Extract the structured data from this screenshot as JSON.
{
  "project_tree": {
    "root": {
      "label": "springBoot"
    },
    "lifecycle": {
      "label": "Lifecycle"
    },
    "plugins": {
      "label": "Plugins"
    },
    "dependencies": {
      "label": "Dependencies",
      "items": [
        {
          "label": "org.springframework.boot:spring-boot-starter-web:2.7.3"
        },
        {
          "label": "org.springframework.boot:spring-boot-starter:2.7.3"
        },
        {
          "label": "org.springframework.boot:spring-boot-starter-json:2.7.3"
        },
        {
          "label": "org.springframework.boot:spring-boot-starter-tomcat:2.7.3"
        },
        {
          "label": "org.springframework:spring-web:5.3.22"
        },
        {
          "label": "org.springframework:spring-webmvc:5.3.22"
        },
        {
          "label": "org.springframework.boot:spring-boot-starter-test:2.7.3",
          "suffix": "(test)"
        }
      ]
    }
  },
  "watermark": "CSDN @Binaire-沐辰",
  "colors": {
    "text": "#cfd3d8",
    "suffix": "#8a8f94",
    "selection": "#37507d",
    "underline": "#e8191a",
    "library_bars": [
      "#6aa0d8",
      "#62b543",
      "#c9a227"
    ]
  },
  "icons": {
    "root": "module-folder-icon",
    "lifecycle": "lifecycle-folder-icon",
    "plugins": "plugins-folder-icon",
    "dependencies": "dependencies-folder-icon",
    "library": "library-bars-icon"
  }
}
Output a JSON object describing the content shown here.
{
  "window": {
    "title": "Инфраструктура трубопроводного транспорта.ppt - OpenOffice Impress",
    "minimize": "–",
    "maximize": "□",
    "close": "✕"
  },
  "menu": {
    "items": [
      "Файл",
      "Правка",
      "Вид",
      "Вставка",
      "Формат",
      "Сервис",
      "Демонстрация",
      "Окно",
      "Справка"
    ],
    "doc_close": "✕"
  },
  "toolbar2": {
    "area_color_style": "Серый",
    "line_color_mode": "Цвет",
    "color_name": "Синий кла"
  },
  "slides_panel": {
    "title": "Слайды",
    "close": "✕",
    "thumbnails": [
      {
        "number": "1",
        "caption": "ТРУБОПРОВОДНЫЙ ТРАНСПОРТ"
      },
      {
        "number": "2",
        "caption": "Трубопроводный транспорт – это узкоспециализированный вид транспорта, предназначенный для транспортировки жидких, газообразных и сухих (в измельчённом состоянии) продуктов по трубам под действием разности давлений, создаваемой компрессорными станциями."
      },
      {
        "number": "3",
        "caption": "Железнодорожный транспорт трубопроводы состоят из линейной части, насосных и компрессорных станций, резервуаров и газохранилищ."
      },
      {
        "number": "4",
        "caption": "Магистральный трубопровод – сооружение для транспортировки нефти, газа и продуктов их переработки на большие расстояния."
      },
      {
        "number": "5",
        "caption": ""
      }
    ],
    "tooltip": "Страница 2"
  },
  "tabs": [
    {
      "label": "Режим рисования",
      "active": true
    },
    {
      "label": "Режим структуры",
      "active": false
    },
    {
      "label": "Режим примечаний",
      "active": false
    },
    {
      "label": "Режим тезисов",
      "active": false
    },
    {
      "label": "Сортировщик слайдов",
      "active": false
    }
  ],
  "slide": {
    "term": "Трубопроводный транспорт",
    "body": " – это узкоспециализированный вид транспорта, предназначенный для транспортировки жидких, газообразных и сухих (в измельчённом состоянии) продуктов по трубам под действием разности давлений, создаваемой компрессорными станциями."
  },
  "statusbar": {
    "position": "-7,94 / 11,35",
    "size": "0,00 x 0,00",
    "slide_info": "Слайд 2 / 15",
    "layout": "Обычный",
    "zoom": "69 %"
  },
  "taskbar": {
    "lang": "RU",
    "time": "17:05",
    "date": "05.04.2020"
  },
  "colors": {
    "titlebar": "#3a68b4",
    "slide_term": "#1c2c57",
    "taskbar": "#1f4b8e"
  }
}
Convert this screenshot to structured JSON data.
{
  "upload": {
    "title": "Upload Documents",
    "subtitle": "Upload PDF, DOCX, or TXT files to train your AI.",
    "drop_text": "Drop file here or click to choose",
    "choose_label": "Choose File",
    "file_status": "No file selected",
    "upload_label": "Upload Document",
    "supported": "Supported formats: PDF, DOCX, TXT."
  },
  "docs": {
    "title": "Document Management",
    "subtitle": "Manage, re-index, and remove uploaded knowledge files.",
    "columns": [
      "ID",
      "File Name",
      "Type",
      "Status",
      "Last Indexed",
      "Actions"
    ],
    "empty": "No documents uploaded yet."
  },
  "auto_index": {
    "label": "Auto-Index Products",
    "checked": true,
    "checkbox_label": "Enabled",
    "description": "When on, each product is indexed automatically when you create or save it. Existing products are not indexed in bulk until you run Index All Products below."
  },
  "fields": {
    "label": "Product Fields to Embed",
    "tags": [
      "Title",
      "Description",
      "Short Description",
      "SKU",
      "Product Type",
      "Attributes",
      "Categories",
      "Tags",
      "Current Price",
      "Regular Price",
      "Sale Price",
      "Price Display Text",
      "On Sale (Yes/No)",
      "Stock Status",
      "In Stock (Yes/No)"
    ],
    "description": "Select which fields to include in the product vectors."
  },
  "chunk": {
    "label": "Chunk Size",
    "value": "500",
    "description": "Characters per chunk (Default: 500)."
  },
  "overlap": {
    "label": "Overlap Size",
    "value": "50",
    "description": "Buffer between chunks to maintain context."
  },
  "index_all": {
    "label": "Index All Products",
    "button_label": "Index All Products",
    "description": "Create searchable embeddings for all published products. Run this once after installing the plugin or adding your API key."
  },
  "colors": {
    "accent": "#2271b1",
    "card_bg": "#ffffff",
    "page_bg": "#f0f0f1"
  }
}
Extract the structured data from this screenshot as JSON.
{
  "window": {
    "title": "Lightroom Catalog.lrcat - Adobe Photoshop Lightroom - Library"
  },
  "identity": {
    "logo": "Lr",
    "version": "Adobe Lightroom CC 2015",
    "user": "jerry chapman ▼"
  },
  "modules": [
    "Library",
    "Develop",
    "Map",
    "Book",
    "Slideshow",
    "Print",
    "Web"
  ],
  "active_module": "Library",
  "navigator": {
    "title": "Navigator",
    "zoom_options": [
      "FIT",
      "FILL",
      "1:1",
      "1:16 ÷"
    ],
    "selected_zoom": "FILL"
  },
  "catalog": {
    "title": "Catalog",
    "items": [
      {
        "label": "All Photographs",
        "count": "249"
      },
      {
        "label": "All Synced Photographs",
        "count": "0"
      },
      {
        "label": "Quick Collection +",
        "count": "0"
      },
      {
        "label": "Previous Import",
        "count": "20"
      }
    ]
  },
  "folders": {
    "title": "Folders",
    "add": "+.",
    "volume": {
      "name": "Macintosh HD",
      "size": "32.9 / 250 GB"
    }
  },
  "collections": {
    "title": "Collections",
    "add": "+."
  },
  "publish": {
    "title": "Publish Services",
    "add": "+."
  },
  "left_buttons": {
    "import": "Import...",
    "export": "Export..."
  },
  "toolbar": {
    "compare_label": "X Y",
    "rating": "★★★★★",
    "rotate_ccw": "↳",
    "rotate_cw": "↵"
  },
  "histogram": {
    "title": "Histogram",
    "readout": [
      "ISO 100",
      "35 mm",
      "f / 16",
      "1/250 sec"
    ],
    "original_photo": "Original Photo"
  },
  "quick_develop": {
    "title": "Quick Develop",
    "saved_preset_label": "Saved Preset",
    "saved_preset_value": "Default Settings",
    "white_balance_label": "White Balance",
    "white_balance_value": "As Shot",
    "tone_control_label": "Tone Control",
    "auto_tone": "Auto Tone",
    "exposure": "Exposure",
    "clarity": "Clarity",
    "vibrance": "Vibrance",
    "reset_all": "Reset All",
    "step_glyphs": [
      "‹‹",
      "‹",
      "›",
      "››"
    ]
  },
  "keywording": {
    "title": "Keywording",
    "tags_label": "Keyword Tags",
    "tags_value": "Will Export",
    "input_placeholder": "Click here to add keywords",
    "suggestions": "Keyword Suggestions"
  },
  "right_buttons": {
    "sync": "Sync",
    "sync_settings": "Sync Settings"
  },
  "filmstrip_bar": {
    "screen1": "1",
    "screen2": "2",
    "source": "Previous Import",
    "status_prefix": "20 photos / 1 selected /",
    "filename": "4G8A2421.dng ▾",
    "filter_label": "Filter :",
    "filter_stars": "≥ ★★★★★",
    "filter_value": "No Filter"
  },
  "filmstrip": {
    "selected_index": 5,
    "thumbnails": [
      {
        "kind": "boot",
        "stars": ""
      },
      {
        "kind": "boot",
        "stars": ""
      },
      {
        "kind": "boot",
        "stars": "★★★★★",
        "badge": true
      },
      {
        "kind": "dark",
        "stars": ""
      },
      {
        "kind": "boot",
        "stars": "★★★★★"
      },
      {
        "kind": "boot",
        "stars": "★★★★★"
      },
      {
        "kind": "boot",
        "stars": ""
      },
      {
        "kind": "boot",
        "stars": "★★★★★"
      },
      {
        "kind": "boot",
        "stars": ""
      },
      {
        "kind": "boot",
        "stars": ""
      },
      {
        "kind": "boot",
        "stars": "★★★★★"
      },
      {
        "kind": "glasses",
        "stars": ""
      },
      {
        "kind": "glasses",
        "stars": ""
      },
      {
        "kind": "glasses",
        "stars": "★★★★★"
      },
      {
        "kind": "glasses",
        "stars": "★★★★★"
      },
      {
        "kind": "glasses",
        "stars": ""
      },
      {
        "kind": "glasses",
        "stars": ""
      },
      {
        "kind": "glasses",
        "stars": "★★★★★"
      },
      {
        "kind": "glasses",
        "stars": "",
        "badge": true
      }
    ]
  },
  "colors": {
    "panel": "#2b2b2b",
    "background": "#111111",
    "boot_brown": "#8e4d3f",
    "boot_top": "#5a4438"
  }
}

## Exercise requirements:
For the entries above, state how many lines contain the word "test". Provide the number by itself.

## Expected answer:
2